▶ _Assigned task_: Scan the entries for the word "either". Every line that has it should be copied.
▼▼▼
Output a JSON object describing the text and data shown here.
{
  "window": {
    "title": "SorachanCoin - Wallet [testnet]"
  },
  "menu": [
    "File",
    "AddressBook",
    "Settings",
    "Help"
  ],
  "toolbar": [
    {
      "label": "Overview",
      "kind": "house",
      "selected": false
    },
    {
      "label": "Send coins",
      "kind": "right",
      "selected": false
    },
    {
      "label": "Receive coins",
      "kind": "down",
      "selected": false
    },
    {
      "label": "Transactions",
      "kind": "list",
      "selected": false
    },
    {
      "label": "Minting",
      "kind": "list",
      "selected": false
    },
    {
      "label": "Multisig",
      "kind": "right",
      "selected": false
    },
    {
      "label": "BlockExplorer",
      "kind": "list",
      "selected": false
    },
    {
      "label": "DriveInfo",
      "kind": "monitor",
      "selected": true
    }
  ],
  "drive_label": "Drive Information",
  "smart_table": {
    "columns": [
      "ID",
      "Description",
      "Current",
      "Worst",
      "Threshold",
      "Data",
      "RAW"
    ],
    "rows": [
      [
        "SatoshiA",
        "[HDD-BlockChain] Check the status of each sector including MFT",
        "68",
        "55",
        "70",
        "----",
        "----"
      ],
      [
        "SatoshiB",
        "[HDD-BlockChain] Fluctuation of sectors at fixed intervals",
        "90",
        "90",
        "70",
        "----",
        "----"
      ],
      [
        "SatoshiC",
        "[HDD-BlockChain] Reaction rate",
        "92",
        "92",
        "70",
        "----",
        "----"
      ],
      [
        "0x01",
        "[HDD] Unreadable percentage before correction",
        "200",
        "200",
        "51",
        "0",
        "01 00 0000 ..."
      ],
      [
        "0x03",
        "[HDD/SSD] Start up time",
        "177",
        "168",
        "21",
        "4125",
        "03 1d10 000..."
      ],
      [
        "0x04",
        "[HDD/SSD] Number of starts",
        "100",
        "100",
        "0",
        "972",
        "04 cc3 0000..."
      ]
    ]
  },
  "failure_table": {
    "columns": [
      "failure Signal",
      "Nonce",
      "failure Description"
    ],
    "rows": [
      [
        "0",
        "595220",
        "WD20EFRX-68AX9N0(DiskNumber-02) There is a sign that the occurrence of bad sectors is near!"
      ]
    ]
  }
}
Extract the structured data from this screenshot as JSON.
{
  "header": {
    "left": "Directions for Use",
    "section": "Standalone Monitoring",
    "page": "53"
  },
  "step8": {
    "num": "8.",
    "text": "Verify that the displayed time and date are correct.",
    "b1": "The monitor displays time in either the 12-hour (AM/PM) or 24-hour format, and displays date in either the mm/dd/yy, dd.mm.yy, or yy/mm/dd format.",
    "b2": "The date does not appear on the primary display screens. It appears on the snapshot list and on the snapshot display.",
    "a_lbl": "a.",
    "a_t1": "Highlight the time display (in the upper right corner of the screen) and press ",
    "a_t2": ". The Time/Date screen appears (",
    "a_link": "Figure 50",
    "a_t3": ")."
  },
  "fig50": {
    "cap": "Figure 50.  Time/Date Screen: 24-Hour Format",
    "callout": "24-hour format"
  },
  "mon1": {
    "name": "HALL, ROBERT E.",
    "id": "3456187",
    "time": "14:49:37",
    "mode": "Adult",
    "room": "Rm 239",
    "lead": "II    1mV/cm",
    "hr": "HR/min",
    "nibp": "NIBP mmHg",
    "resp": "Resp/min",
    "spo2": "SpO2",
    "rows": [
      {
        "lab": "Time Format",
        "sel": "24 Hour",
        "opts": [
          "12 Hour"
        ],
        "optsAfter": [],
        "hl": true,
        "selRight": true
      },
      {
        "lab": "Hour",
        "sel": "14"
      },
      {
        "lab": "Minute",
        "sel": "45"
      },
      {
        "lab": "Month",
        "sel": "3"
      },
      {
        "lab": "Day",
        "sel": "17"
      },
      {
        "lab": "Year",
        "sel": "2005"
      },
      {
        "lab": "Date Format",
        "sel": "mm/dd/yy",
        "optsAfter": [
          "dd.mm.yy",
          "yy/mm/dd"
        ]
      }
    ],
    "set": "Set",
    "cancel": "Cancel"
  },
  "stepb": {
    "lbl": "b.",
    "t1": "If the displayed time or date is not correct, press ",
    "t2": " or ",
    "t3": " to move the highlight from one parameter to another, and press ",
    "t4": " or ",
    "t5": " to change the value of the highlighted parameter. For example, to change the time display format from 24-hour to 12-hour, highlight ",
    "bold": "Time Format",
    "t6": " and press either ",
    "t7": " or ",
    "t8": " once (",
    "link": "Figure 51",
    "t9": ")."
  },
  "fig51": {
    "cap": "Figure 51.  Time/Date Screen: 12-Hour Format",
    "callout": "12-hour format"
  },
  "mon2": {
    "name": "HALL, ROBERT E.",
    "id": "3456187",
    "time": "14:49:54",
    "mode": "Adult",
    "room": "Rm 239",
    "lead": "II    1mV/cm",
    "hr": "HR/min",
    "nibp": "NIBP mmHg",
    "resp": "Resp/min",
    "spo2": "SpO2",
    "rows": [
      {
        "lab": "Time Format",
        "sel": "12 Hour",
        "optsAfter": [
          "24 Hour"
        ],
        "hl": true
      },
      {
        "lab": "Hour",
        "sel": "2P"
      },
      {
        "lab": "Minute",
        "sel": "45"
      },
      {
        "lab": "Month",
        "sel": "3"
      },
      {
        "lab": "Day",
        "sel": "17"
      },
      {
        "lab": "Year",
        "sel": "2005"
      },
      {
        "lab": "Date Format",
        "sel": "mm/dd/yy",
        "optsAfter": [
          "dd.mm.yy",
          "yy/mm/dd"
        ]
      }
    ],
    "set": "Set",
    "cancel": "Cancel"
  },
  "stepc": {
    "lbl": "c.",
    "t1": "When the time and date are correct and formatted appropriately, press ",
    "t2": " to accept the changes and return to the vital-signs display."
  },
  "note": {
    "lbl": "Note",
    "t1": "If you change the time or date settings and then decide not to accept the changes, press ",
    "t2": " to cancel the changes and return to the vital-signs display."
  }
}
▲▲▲
▶ _Solution for this problem_:
    "b1": "The monitor displays time in either the 12-hour (AM/PM) or 24-hour format, and displays date in either the mm/dd/yy, dd.mm.yy, or yy/mm/dd format.",
    "t6": " and press either ",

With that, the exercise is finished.